◆ **Work item**: Scan the data beneath this task and copy each line that includes "true".

Data extracted from a collection

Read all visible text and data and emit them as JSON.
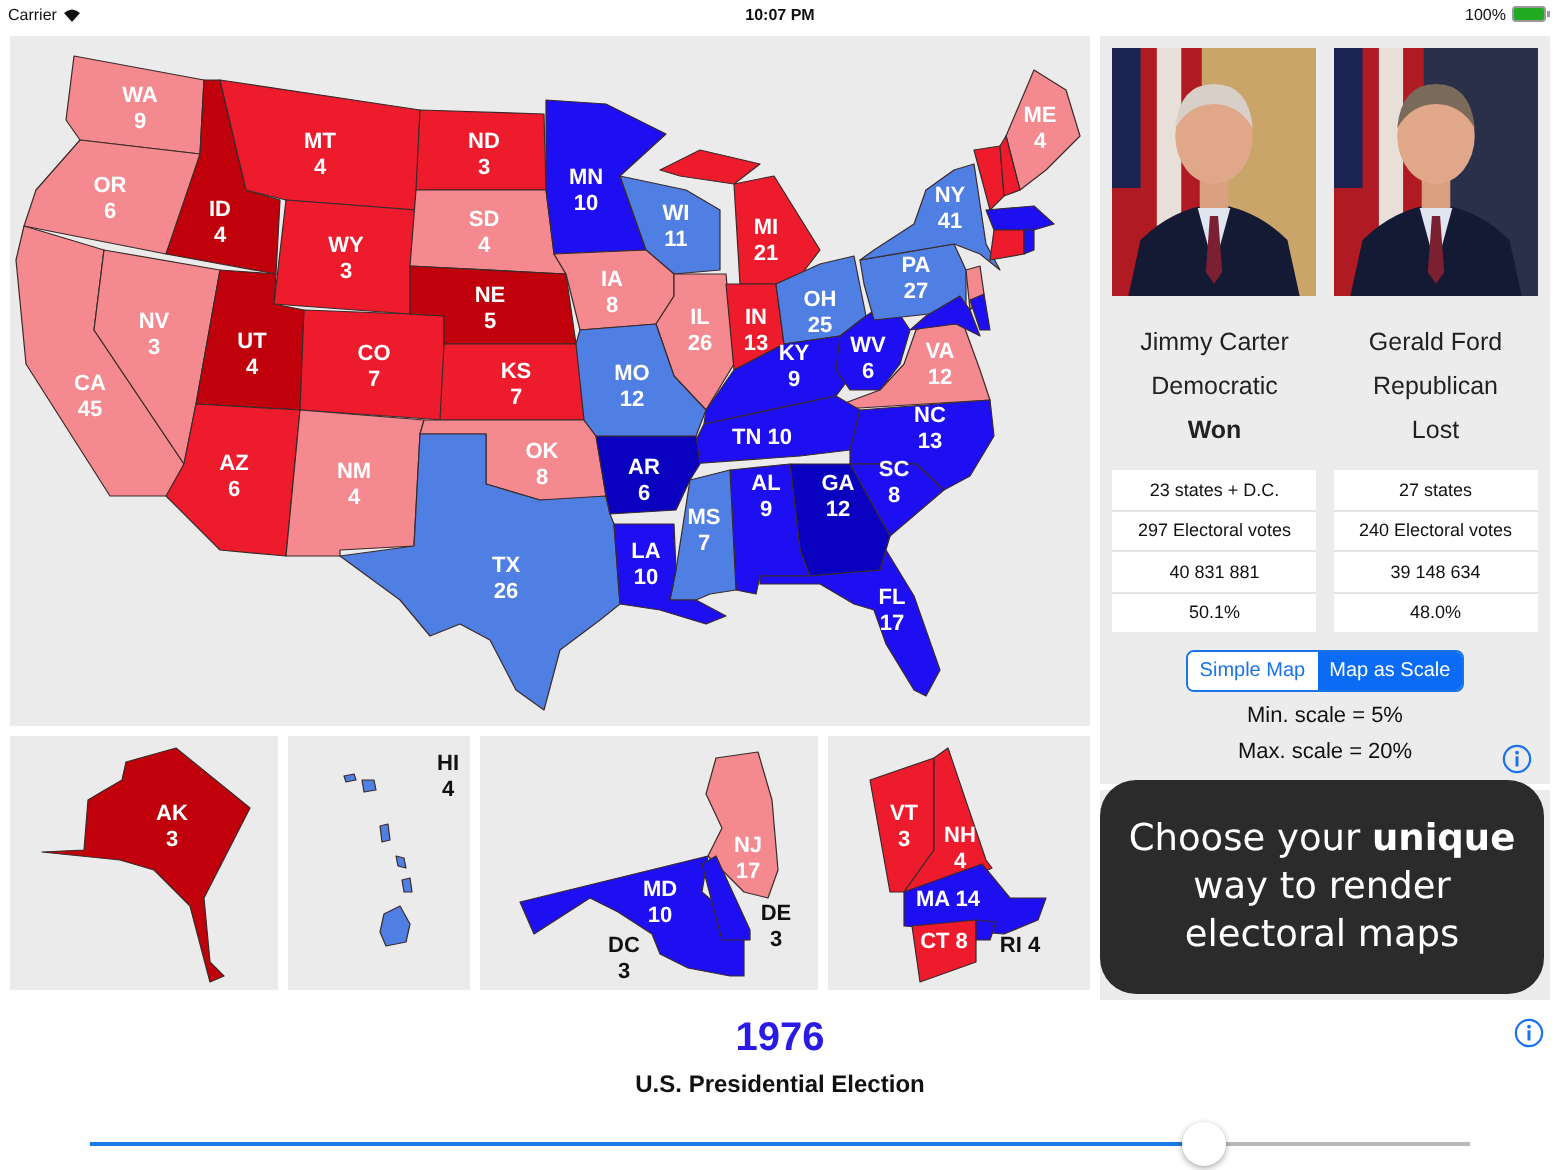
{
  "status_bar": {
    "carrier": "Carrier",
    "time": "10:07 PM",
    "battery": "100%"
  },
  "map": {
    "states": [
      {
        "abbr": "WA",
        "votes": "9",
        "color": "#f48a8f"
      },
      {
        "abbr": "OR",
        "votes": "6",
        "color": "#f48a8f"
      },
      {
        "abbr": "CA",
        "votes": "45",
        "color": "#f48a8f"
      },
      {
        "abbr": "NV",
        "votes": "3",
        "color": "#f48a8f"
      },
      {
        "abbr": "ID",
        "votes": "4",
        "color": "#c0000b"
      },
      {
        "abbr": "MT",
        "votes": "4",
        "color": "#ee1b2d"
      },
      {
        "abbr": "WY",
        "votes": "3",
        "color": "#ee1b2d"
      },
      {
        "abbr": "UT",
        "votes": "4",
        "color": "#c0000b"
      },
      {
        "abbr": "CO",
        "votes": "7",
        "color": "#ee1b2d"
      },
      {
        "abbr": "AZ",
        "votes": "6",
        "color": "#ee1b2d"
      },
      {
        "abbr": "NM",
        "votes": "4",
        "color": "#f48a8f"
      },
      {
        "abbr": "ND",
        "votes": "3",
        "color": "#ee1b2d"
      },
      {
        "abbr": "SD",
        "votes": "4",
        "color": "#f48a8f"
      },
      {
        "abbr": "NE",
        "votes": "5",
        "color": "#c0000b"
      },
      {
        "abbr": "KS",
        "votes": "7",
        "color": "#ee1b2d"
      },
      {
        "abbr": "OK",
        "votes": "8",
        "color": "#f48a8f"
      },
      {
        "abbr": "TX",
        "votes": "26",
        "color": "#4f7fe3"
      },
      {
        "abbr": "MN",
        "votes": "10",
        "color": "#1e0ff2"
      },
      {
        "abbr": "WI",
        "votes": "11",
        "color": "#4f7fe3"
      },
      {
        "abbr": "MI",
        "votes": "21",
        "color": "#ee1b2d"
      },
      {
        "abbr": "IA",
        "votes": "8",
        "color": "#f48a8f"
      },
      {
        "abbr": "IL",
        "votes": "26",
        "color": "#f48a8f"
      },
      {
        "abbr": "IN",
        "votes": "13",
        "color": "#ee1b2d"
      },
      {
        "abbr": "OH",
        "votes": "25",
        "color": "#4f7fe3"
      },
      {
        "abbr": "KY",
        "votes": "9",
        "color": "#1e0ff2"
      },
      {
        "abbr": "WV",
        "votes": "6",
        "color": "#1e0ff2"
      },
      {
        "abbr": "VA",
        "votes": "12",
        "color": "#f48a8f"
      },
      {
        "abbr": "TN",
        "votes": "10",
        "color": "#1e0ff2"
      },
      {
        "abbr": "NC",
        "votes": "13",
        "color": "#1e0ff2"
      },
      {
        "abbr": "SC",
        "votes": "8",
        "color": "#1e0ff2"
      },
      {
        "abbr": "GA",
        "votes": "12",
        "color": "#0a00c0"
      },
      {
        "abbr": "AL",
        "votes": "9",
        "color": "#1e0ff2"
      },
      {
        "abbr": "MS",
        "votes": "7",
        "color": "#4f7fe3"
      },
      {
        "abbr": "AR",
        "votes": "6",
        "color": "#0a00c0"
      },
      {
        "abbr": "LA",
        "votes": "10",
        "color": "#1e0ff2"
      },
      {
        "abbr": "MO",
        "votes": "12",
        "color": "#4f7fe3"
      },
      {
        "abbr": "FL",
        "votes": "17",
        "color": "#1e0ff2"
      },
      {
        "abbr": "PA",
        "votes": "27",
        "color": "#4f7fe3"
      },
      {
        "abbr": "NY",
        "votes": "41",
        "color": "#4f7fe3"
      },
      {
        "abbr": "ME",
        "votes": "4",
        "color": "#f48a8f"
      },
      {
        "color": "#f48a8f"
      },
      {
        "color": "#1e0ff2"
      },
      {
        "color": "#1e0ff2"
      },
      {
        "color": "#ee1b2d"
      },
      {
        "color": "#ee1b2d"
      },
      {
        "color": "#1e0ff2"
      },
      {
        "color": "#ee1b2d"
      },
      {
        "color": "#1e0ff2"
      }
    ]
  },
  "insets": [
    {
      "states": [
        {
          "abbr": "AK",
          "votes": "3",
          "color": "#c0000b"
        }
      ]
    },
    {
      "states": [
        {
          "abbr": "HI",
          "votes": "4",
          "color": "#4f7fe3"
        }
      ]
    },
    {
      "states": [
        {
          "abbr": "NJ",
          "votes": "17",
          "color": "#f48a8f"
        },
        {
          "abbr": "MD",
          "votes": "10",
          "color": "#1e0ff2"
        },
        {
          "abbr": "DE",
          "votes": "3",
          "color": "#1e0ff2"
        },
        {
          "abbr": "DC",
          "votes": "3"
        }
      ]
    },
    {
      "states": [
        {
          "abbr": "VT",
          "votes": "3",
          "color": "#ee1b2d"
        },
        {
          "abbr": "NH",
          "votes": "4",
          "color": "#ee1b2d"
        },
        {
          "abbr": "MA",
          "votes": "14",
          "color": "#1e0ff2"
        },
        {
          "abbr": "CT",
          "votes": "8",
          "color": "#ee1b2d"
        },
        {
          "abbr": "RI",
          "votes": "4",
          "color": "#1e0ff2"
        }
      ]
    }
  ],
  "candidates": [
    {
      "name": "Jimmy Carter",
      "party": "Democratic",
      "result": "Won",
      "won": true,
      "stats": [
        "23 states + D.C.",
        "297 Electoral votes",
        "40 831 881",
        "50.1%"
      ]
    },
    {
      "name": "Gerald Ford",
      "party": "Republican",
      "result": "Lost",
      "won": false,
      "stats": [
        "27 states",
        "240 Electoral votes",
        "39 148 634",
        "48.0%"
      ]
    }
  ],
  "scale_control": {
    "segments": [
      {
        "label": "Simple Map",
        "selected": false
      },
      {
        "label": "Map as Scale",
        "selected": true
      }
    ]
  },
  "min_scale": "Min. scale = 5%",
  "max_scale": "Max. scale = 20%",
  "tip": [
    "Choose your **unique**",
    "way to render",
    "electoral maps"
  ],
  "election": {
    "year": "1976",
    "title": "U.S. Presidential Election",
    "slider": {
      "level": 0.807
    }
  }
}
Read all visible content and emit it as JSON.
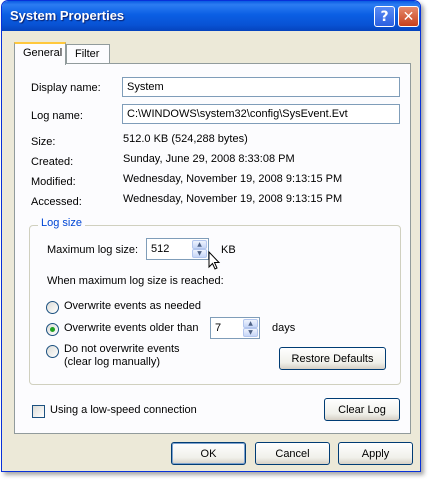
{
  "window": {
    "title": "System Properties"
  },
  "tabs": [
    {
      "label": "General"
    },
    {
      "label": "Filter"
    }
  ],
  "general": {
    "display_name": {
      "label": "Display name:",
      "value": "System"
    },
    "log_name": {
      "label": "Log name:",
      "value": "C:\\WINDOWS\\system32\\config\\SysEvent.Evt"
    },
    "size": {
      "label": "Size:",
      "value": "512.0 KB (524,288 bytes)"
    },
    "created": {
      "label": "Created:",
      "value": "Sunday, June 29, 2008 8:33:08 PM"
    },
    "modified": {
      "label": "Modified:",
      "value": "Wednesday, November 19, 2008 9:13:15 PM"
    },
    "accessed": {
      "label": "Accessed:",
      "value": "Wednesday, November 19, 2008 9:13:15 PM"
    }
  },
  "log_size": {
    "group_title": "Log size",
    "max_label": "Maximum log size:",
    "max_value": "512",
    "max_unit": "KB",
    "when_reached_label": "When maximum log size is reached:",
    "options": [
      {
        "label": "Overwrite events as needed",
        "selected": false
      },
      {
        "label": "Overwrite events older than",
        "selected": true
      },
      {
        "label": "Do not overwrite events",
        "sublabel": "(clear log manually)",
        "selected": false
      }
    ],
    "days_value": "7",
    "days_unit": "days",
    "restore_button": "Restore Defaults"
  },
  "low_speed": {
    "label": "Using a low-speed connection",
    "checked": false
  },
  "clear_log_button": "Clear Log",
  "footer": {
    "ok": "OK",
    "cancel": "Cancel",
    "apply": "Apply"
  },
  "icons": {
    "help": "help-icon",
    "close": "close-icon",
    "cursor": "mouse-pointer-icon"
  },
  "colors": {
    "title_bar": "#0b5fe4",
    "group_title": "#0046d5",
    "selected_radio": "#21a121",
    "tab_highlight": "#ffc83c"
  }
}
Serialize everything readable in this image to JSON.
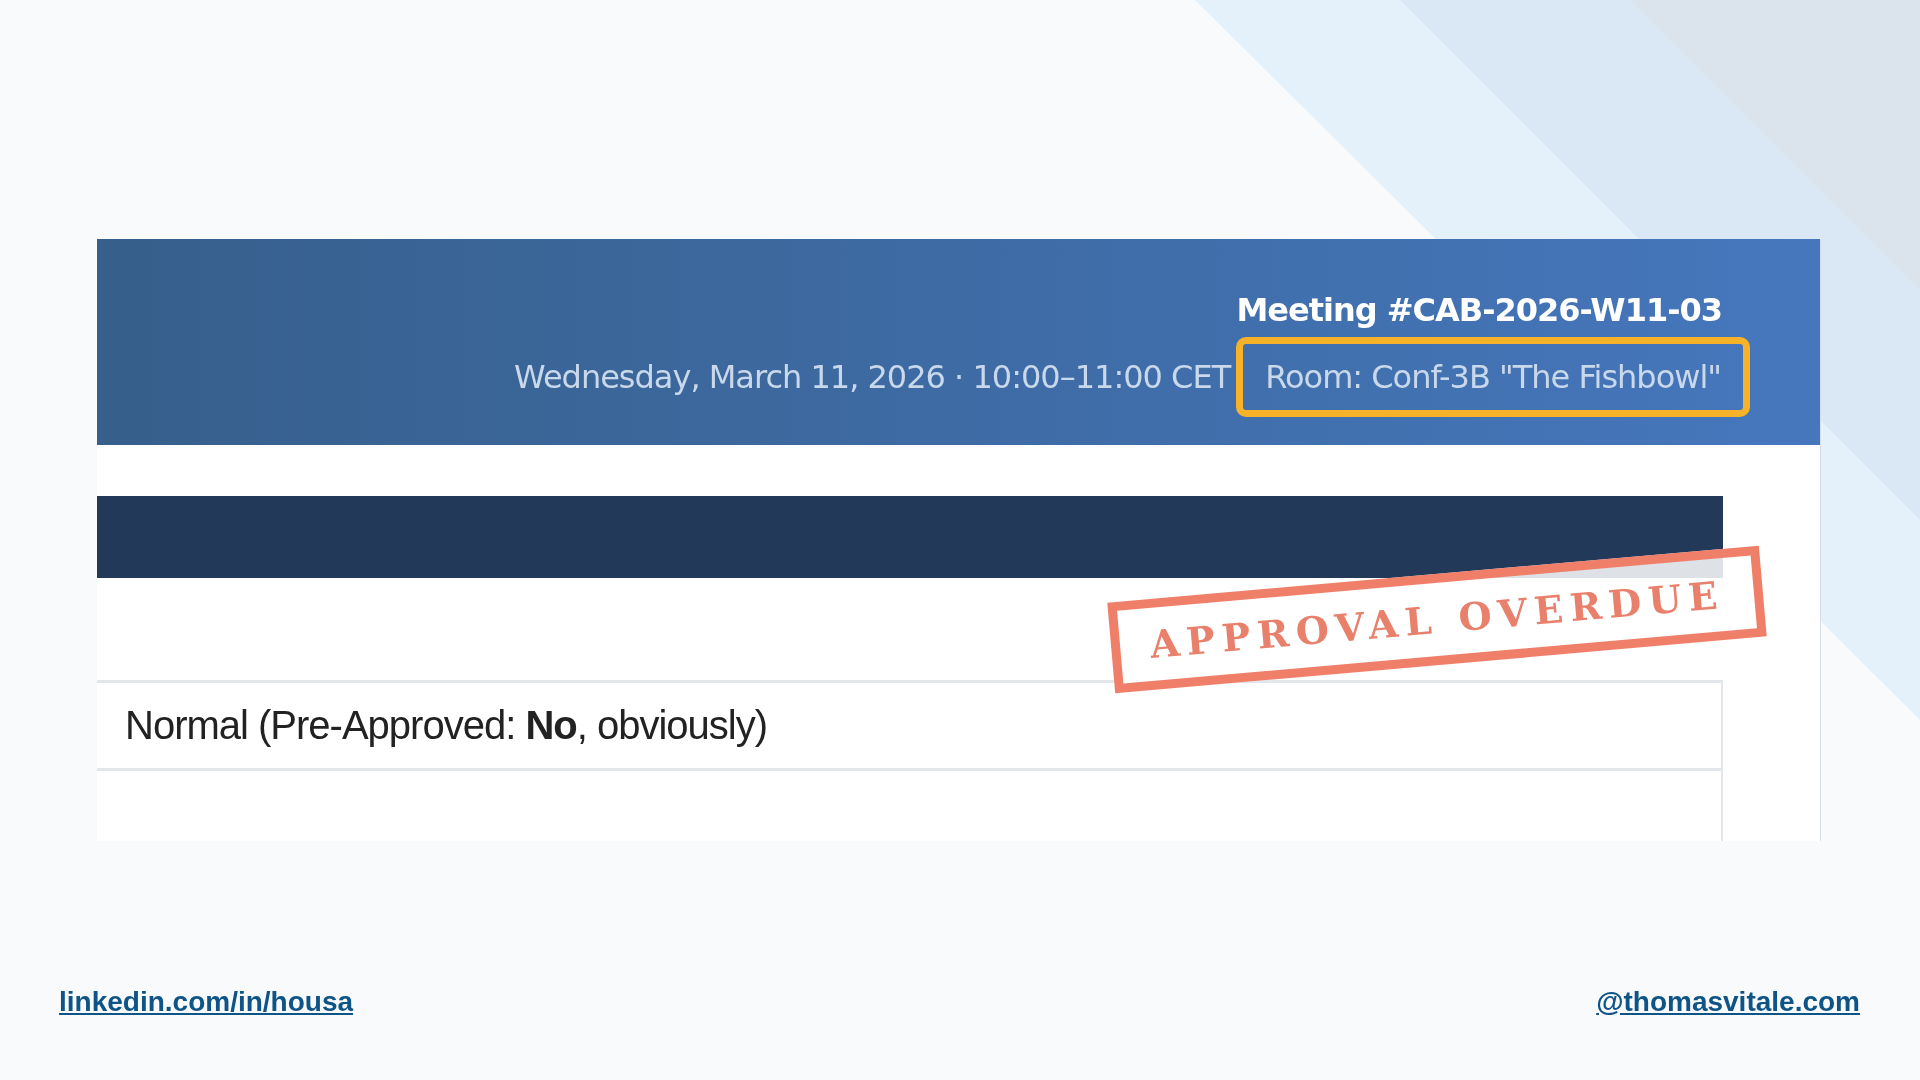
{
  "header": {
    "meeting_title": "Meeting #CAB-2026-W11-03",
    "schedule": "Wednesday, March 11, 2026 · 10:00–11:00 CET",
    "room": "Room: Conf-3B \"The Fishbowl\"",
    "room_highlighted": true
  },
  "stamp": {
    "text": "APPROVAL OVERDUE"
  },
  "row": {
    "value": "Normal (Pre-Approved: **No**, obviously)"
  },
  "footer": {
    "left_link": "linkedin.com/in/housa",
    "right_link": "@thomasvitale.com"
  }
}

◆ **Task output**:
      "won": true,
        "selected": true
        "selected": true
    "room_highlighted": true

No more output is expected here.